** Opening PROVIDED RECORDS block **

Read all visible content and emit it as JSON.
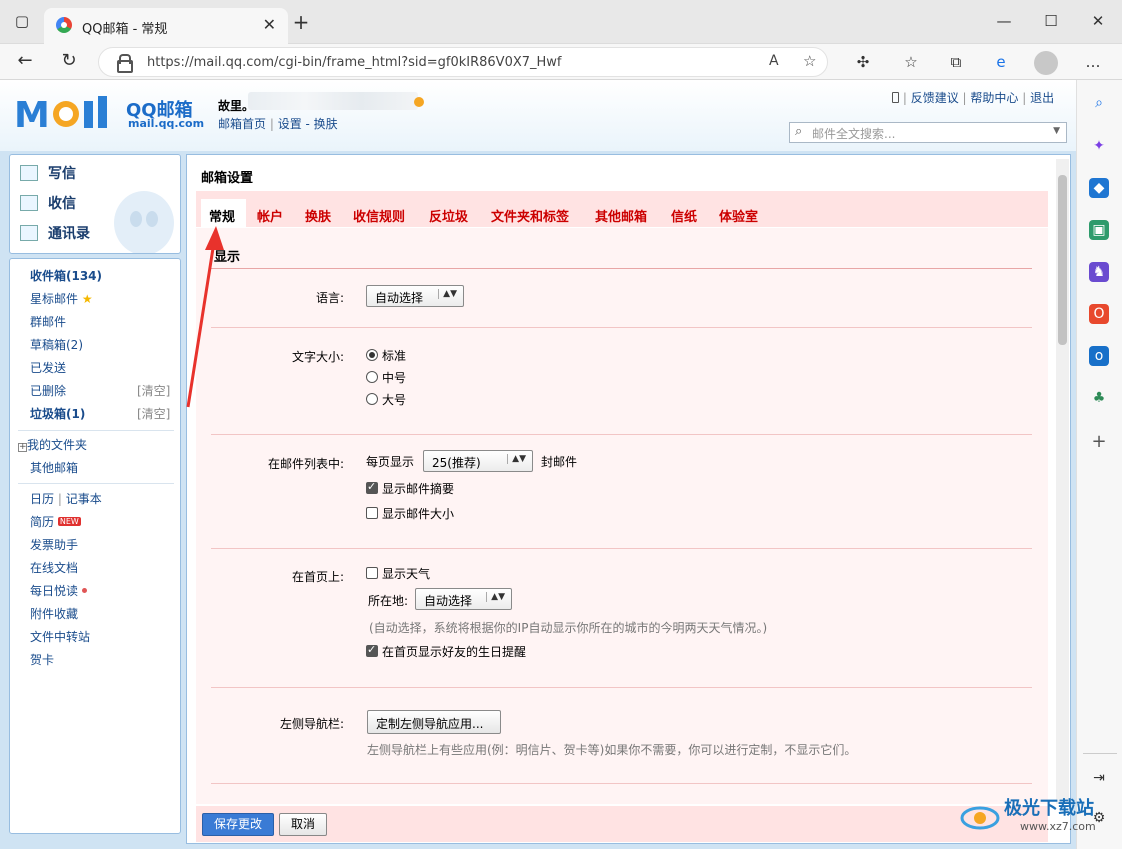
{
  "browser": {
    "tab_title": "QQ邮箱 - 常规",
    "tab_close": "✕",
    "new_tab": "+",
    "url": "https://mail.qq.com/cgi-bin/frame_html?sid=gf0kIR86V0X7_Hwf",
    "window_min": "—",
    "window_max": "☐",
    "window_close": "✕"
  },
  "header": {
    "logo_text": "QQ邮箱",
    "logo_sub": "mail.qq.com",
    "user_name": "故里。",
    "links": [
      "邮箱首页",
      "设置",
      "换肤"
    ],
    "top_links": [
      "反馈建议",
      "帮助中心",
      "退出"
    ],
    "search_placeholder": "邮件全文搜索..."
  },
  "left_nav": {
    "write": "写信",
    "inbox_btn": "收信",
    "contacts": "通讯录",
    "folders": [
      {
        "label": "收件箱(134)"
      },
      {
        "label": "星标邮件"
      },
      {
        "label": "群邮件"
      },
      {
        "label": "草稿箱(2)"
      },
      {
        "label": "已发送"
      },
      {
        "label": "已删除"
      },
      {
        "label": "垃圾箱(1)"
      }
    ],
    "clear": "[清空]",
    "my_folders": "我的文件夹",
    "other_mail": "其他邮箱",
    "calendar": "日历",
    "notes": "记事本",
    "apps": [
      "简历",
      "发票助手",
      "在线文档",
      "每日悦读",
      "附件收藏",
      "文件中转站",
      "贺卡"
    ],
    "new_badge": "NEW"
  },
  "main": {
    "title": "邮箱设置",
    "tabs": [
      "常规",
      "帐户",
      "换肤",
      "收信规则",
      "反垃圾",
      "文件夹和标签",
      "其他邮箱",
      "信纸",
      "体验室"
    ],
    "section": "显示",
    "language_label": "语言:",
    "language_value": "自动选择",
    "fontsize_label": "文字大小:",
    "fontsize_options": [
      "标准",
      "中号",
      "大号"
    ],
    "list_label": "在邮件列表中:",
    "per_page": "每页显示",
    "per_page_value": "25(推荐)",
    "per_page_unit": "封邮件",
    "show_summary": "显示邮件摘要",
    "show_size": "显示邮件大小",
    "home_label": "在首页上:",
    "show_weather": "显示天气",
    "location_label": "所在地:",
    "location_value": "自动选择",
    "weather_hint": "(自动选择，系统将根据你的IP自动显示你所在的城市的今明两天天气情况。)",
    "birthday": "在首页显示好友的生日提醒",
    "leftnav_label": "左侧导航栏:",
    "customize_btn": "定制左侧导航应用...",
    "leftnav_hint": "左侧导航栏上有些应用(例：明信片、贺卡等)如果你不需要，你可以进行定制，不显示它们。",
    "save": "保存更改",
    "cancel": "取消"
  },
  "watermark": {
    "text": "极光下载站",
    "url": "www.xz7.com"
  }
}
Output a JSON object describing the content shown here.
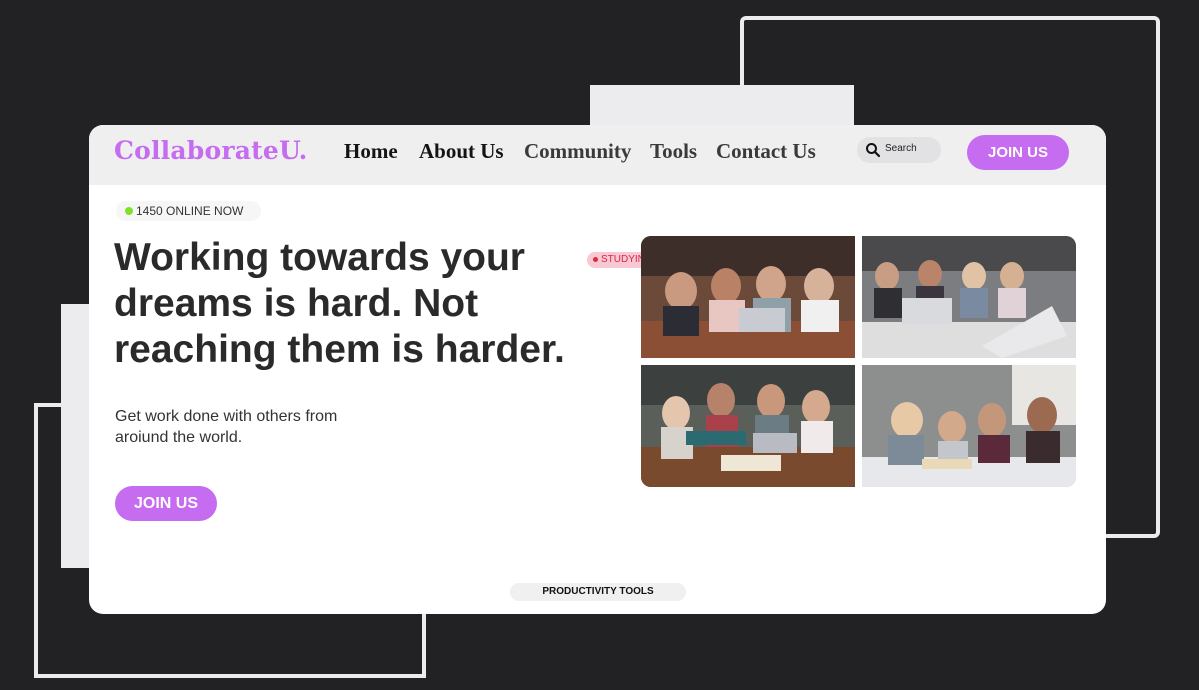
{
  "brand": {
    "logo": "CollaborateU.",
    "accent_color": "#c56cf0"
  },
  "nav": {
    "links": [
      "Home",
      "About Us",
      "Community",
      "Tools",
      "Contact Us"
    ],
    "search_placeholder": "Search",
    "join_label": "JOIN US"
  },
  "hero": {
    "online_badge": "1450 ONLINE NOW",
    "headline": "Working towards your dreams is hard. Not reaching them is harder.",
    "subtext": "Get work done with others from aroiund the world.",
    "join_label": "JOIN US",
    "live_badge": "STUDYING LIVE",
    "photos": [
      {
        "icon": "photo-group-studying-icon"
      },
      {
        "icon": "photo-group-laptop-icon"
      },
      {
        "icon": "photo-group-books-icon"
      },
      {
        "icon": "photo-group-reading-icon"
      }
    ]
  },
  "footer": {
    "section_tag": "PRODUCTIVITY TOOLS"
  },
  "colors": {
    "background": "#222224",
    "card": "#ffffff",
    "nav_bg": "#efeff0",
    "live_dot": "#e0283f",
    "online_dot": "#7ee228"
  }
}
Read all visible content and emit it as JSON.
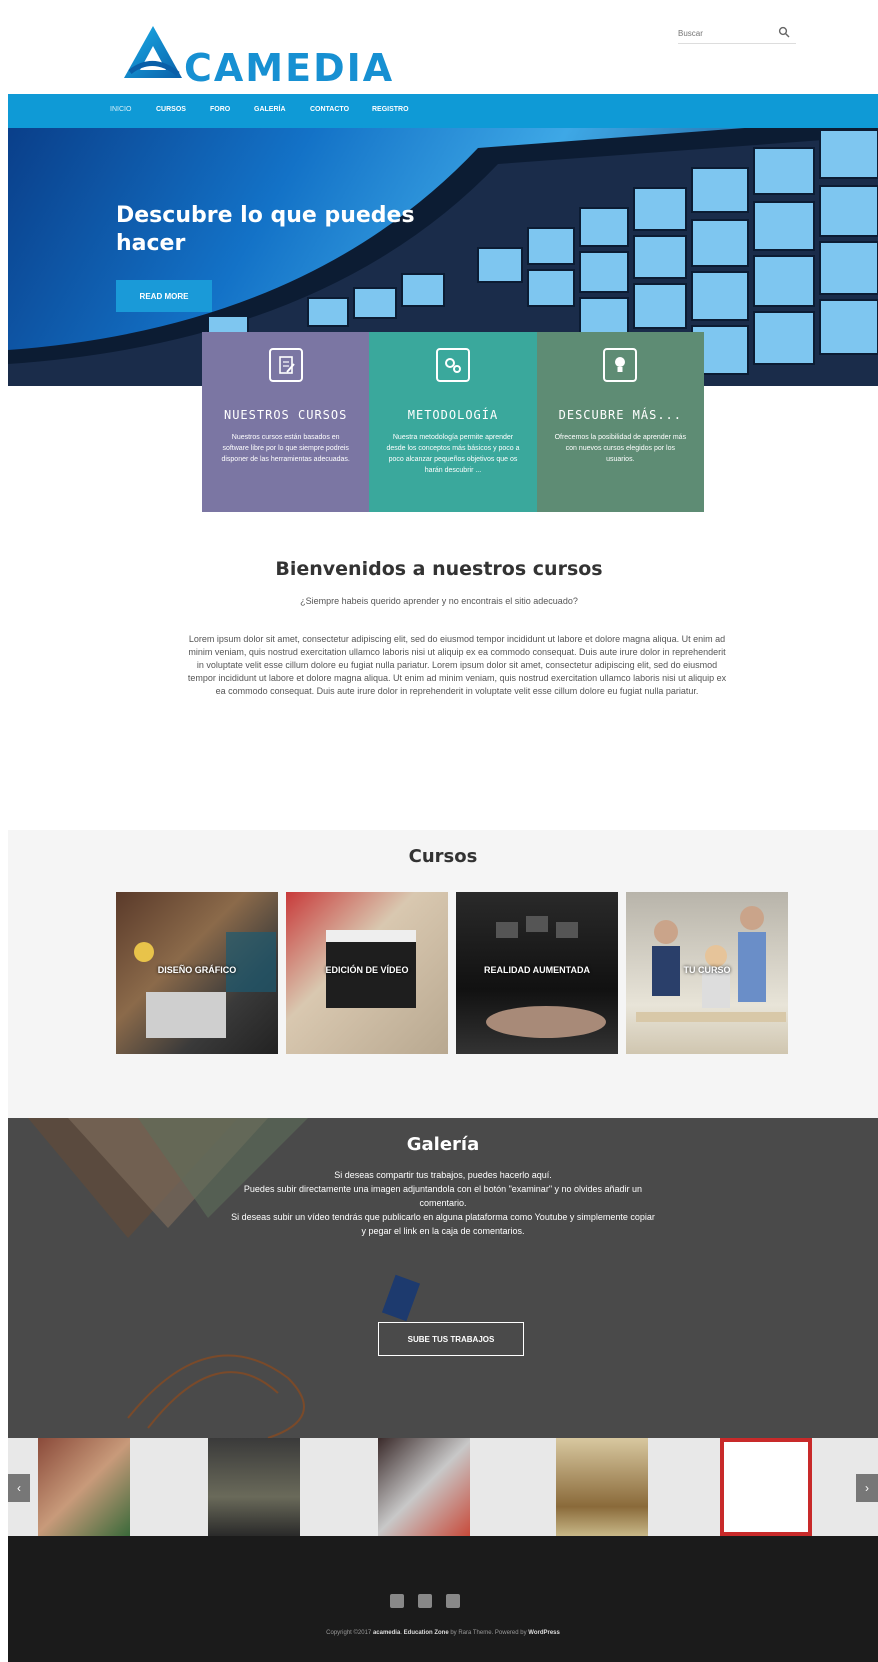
{
  "brand": {
    "logo_text": "CAMEDIA"
  },
  "search": {
    "placeholder": "Buscar"
  },
  "nav": {
    "items": [
      "INICIO",
      "CURSOS",
      "FORO",
      "GALERÍA",
      "CONTACTO",
      "REGISTRO"
    ]
  },
  "hero": {
    "title": "Descubre lo que puedes hacer",
    "button_label": "READ MORE"
  },
  "features": [
    {
      "title": "NUESTROS CURSOS",
      "desc": "Nuestros cursos están basados en software libre por lo que siempre podreis disponer de las herramientas adecuadas.",
      "icon": "edit-document-icon",
      "color": "#7b76a3"
    },
    {
      "title": "METODOLOGÍA",
      "desc": "Nuestra metodología permite aprender desde los conceptos más básicos y poco a poco alcanzar pequeños objetivos que os harán descubrir ...",
      "icon": "gears-icon",
      "color": "#3aa89c"
    },
    {
      "title": "DESCUBRE MÁS...",
      "desc": "Ofrecemos la posibilidad de aprender más con nuevos cursos elegidos por los usuarios.",
      "icon": "lightbulb-icon",
      "color": "#5e8c74"
    }
  ],
  "welcome": {
    "title": "Bienvenidos a nuestros cursos",
    "subtitle": "¿Siempre habeis querido aprender y no encontrais el sitio adecuado?",
    "body": "Lorem ipsum dolor sit amet, consectetur adipiscing elit, sed do eiusmod tempor incididunt ut labore et dolore magna aliqua. Ut enim ad minim veniam, quis nostrud exercitation ullamco laboris nisi ut aliquip ex ea commodo consequat. Duis aute irure dolor in reprehenderit in voluptate velit esse cillum dolore eu fugiat nulla pariatur. Lorem ipsum dolor sit amet, consectetur adipiscing elit, sed do eiusmod tempor incididunt ut labore et dolore magna aliqua. Ut enim ad minim veniam, quis nostrud exercitation ullamco laboris nisi ut aliquip ex ea commodo consequat. Duis aute irure dolor in reprehenderit in voluptate velit esse cillum dolore eu fugiat nulla pariatur."
  },
  "courses": {
    "title": "Cursos",
    "items": [
      {
        "label": "DISEÑO GRÁFICO"
      },
      {
        "label": "EDICIÓN DE VÍDEO"
      },
      {
        "label": "REALIDAD AUMENTADA"
      },
      {
        "label": "TU CURSO"
      }
    ]
  },
  "gallery": {
    "title": "Galería",
    "line1": "Si deseas compartir tus trabajos, puedes hacerlo aquí.",
    "line2": "Puedes subir directamente una imagen adjuntandola con el botón \"examinar\" y no olvides añadir un comentario.",
    "line3": "Si deseas subir un vídeo tendrás que publicarlo en alguna plataforma como Youtube y simplemente copiar y pegar el link en la caja de comentarios.",
    "button_label": "SUBE TUS TRABAJOS"
  },
  "carousel": {
    "prev_icon": "chevron-left-icon",
    "next_icon": "chevron-right-icon",
    "prev_glyph": "‹",
    "next_glyph": "›"
  },
  "footer": {
    "social_icons": [
      "facebook-icon",
      "instagram-icon",
      "linkedin-icon"
    ],
    "copyright_prefix": "Copyright ©2017",
    "site_name": "acamedia",
    "theme_name": "Education Zone",
    "by_text": "by Rara Theme. Powered by",
    "wordpress": "WordPress"
  },
  "colors": {
    "nav": "#0f9ad6",
    "logo": "#1790d2",
    "footer": "#1b1b1b"
  }
}
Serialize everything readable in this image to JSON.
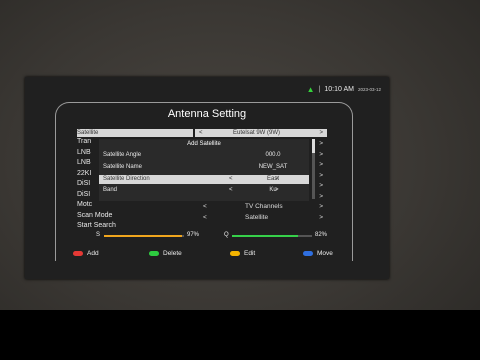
{
  "header": {
    "time": "10:10 AM",
    "date": "2023-03-12",
    "title": "Antenna Setting"
  },
  "menu": {
    "items": [
      "Satellite",
      "Tran",
      "LNB",
      "LNB",
      "22KI",
      "DiSI",
      "DiSI",
      "Motc",
      "Scan Mode",
      "Start Search"
    ]
  },
  "satellite": {
    "left": "<",
    "value": "Eutelsat 9W (9W)",
    "right": ">"
  },
  "right_values": [
    {
      "lt": "",
      "v": "",
      "gt": ">"
    },
    {
      "lt": "",
      "v": "",
      "gt": ">"
    },
    {
      "lt": "",
      "v": "",
      "gt": ">"
    },
    {
      "lt": "",
      "v": "",
      "gt": ">"
    },
    {
      "lt": "",
      "v": "",
      "gt": ">"
    },
    {
      "lt": "",
      "v": "",
      "gt": ">"
    },
    {
      "lt": "<",
      "v": "TV Channels",
      "gt": ">"
    },
    {
      "lt": "<",
      "v": "Satellite",
      "gt": ">"
    }
  ],
  "dialog": {
    "title": "Add Satellite",
    "rows": [
      {
        "label": "Satellite Angle",
        "lt": "",
        "value": "000.0",
        "gt": ""
      },
      {
        "label": "Satellite Name",
        "lt": "",
        "value": "NEW_SAT",
        "gt": ""
      },
      {
        "label": "Satellite Direction",
        "lt": "<",
        "value": "East",
        "gt": ">"
      },
      {
        "label": "Band",
        "lt": "<",
        "value": "Ku",
        "gt": ">"
      }
    ]
  },
  "signal": {
    "s_label": "S",
    "s_pct_text": "97%",
    "s_value": 0.97,
    "q_label": "Q",
    "q_pct_text": "82%",
    "q_value": 0.82,
    "s_color": "#f0a61e",
    "q_color": "#36d14a"
  },
  "legend": [
    {
      "label": "Add",
      "color": "#e53935"
    },
    {
      "label": "Delete",
      "color": "#2ecc40"
    },
    {
      "label": "Edit",
      "color": "#f4b400"
    },
    {
      "label": "Move",
      "color": "#2f6fe0"
    }
  ]
}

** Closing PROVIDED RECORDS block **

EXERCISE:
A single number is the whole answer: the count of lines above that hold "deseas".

ANSWER SECTION:
2